### Exercise materials

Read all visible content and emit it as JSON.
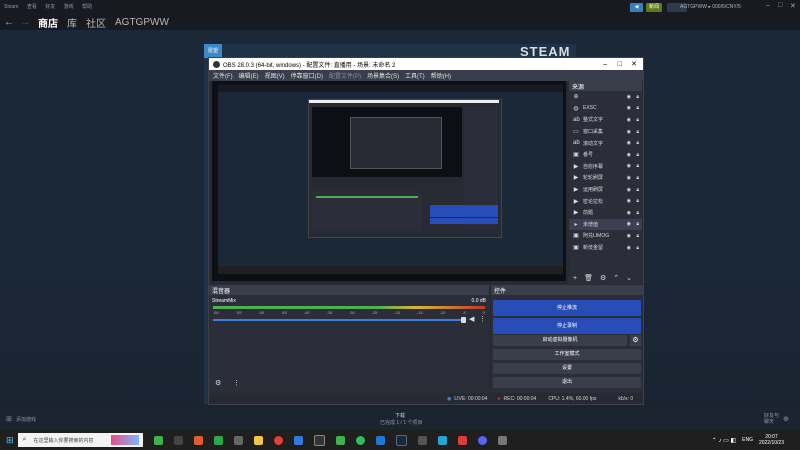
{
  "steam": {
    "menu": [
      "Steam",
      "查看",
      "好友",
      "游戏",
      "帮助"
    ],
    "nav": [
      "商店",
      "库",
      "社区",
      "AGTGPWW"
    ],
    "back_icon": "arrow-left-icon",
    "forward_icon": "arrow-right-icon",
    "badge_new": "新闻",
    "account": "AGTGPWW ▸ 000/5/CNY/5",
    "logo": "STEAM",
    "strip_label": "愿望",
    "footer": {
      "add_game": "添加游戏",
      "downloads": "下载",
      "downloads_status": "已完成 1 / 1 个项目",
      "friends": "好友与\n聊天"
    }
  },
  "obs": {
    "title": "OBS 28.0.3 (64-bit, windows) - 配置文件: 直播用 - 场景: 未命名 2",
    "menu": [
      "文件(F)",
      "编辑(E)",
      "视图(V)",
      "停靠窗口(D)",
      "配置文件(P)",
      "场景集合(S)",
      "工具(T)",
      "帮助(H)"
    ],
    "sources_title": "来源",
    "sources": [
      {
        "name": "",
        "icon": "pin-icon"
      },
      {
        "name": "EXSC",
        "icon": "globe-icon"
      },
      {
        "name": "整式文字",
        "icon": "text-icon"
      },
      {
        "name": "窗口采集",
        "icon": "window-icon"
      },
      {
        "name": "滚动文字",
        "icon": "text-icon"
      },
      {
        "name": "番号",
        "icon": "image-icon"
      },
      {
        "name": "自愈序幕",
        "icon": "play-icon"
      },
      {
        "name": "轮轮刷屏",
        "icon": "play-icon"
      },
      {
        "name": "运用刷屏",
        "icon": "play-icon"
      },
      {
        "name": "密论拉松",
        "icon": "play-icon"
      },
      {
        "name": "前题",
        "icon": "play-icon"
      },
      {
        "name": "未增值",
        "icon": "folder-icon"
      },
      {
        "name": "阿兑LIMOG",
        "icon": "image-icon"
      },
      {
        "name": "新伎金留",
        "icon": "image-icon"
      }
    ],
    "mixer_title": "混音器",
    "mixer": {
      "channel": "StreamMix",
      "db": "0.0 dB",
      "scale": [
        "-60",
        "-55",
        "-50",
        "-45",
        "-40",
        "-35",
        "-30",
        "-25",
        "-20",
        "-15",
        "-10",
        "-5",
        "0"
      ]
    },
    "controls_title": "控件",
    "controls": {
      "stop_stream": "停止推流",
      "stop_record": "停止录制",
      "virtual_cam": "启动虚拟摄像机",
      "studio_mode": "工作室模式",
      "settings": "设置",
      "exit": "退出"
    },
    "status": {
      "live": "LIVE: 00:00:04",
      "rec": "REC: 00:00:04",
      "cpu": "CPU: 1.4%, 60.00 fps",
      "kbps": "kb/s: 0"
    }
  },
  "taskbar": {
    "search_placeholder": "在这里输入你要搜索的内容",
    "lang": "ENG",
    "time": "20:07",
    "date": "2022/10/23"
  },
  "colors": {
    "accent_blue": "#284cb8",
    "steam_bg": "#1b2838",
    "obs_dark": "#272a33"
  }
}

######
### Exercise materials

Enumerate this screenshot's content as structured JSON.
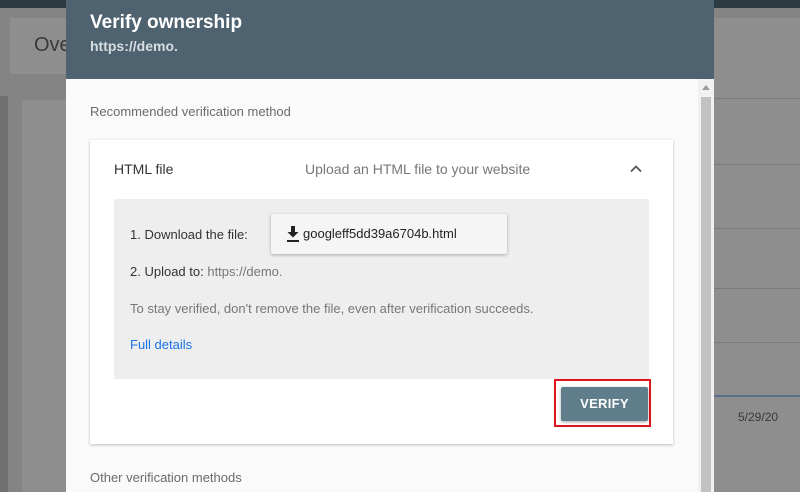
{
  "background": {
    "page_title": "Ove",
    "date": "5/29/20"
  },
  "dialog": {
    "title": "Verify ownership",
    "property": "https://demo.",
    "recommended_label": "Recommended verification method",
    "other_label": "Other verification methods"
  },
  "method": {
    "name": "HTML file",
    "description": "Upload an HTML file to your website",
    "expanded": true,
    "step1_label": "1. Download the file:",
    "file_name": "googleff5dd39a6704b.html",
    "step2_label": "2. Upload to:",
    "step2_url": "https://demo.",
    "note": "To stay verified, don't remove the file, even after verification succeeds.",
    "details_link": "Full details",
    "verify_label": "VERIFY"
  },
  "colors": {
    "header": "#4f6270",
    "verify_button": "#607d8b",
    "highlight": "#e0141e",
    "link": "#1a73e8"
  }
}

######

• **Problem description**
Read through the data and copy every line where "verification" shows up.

• **Solution to the exercise**
    "recommended_label": "Recommended verification method",
    "other_label": "Other verification methods"
    "note": "To stay verified, don't remove the file, even after verification succeeds.",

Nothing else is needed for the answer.